5 Reasons We Are Not Getting Tested

By: Guest

The importance of getting tested for HIV is nothing new. We all know that knowing your status can help prevent the spread of the disease and, if positive, know your status early can help you lead a long, healthy life. African Americans face the most severe burden of HIV and AIDS of any racial/ethnic group in the nation, accounting for almost half of all new infections in the U.S. each year.

With that said – its fascinating to see that in a recent survey conducted by OraQuick, the maker of the first in-home rapid HIV test, why African Americans are not getting tested.

Black HIV RibbonThe top five reasons were:

1.    I get tested regularly, so this does not apply to me (Keep up the good work!)
2.    I am not at risk
3.    I am too afraid to find out my status
4.    I am embarrassed to go to my doctor for an HIV test
5.    I am afraid people will judge me if I get tested for HIV

Fear, embarrassment and stigmas around the HIV/AIDS all stand as major barriers to combating this disease. I’d love to provide you with all the details and data from the study, which found wide disparities between HIV risk perception and behavior, underscoring the need for more education and awareness around HIV testing.

Here are some statistics from the OraQuick survey:

OraQuick® Consumer Survey – June 2013

Survey Audiences

500 consumers between the ages of 18 – 40

 50% female 50% male

 50% in a committed relationship, 50% single

 Identify themselves as “sexually active”

500 African Americans between the ages of 18 – 40

 50% female 50% male

 50% in a committed relationship, 50% single

 Identify themselves as “sexually active”

Key Findings

Consumer:

 Nearly 90% (87.8%) of consumers do not feel they are at risk for HIV, yet more than 75% have

engaged in behavior that puts them at risk for HIV/AIDS

 Consumers are putting themselves at risk for HIV:

o More than half (52.5%) were not tested for HIV with their partner before becoming sexually

active

o 49.1% of consumers do not always make sure their partner has been recently tested for

HIV/AIDS, before engaging in unprotected sex

 More than half (54.7%) of consumers who consider themselves to be sexually active have not been

tested for HIV in the past 12 months

 Nearly half (48.1%) of consumers have not been tested for HIV because they feel they are not at

risk

 14% of consumers are afraid to learn their HIV status; 11% are embarrassed

African American:

 More than 80% (80.6%) of African Americans do not feel they are at risk for HIV

 More than 70% (73.3%) of African Americans have engaged in behavior that puts them at risk for

HIV/AIDS

 Only a little more than half (58.1%) were tested for HIV with their partner before becoming sexually

active

 45.5% of African Americans do not always make sure their partner has been recently tested for

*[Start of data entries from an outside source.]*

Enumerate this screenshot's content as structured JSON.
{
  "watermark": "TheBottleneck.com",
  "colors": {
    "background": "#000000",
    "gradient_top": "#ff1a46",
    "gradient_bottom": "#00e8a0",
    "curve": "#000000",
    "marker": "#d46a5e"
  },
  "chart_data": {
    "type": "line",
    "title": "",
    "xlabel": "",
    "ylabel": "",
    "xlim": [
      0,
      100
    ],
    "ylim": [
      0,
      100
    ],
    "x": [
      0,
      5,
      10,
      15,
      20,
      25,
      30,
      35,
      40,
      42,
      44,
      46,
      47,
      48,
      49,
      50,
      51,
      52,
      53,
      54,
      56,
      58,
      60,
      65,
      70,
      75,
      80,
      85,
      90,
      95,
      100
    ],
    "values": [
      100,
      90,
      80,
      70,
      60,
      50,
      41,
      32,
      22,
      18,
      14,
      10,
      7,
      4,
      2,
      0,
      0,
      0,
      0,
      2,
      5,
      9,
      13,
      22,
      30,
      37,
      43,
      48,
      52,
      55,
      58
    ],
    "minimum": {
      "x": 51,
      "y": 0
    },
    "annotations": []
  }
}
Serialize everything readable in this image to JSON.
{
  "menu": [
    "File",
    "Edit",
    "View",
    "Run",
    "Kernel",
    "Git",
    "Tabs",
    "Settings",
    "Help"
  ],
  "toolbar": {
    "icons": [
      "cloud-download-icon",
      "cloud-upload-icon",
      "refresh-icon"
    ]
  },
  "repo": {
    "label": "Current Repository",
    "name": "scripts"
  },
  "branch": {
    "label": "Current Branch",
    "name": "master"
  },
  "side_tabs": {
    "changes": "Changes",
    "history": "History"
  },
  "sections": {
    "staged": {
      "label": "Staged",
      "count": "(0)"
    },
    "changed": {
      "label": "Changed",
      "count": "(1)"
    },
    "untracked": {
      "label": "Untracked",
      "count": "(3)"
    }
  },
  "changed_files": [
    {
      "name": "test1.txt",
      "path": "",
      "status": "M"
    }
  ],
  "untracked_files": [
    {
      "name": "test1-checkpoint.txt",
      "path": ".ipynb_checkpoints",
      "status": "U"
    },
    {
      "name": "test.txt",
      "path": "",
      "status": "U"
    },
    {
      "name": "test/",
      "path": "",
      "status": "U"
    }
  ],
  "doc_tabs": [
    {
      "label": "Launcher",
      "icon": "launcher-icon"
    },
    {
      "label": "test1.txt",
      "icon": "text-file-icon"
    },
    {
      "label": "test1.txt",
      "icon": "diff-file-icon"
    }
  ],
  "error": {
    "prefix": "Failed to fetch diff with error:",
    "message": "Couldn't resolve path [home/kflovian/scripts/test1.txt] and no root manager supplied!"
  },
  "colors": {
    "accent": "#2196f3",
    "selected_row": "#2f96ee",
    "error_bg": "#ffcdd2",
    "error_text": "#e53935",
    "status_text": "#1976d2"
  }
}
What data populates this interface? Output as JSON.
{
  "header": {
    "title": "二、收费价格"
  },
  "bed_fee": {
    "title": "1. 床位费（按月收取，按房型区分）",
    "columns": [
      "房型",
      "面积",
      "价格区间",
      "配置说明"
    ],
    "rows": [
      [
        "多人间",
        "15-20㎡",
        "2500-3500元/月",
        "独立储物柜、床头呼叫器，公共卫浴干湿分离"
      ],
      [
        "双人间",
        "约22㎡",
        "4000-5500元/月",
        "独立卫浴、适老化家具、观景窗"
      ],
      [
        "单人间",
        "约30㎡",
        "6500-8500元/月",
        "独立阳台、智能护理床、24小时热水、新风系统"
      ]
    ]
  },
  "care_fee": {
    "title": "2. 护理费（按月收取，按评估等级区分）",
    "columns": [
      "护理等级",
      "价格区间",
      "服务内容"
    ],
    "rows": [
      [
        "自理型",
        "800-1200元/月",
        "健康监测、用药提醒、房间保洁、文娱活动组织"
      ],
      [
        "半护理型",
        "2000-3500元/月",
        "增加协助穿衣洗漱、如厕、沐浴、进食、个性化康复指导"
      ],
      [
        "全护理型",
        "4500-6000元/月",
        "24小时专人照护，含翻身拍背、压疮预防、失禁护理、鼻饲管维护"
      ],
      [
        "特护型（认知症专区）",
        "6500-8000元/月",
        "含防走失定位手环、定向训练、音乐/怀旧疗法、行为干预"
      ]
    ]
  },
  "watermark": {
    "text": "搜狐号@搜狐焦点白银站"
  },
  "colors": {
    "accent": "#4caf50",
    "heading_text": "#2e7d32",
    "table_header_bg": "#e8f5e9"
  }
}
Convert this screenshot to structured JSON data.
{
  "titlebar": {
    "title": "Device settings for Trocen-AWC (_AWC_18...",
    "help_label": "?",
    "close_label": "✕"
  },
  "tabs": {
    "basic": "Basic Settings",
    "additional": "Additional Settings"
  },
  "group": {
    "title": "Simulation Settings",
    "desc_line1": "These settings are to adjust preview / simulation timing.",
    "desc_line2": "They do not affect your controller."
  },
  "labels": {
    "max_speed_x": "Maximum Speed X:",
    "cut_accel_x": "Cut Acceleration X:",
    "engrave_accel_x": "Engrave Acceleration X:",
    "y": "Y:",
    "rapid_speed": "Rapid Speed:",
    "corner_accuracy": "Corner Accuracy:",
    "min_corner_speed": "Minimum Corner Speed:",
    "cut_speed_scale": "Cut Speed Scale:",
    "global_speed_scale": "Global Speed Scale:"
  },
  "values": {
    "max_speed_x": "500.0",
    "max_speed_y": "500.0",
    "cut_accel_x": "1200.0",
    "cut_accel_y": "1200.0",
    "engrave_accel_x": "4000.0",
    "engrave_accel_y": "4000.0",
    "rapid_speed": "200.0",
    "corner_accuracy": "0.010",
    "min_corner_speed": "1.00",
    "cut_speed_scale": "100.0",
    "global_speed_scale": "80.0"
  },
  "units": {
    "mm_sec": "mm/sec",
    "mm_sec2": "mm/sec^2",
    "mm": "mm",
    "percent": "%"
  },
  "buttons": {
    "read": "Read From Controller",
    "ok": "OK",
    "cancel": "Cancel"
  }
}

HIV/AIDS, before engaging in unprotected sex

 More than 1 in 4 African Americans choose not to wear a condom because they feel “sex feels

better without a condom”

 41% of African Americans do not wear condoms because they are in a monogamous relationship

 22% of African Americans are afraid to learn their HIV status; 12.5% are embarrassed

 Nearly 30% of African Americans who have gotten tested in the past year did so because they had

engaged in risky behavior

About willwavvy

Will Wavvy has written 348 post in this blog.

My life is dedicated to educating and empowering others to make healthy relationship choices. I write about, and answer questions about relationships in my never-ending quest to help people stay in love long after they've fallen in love.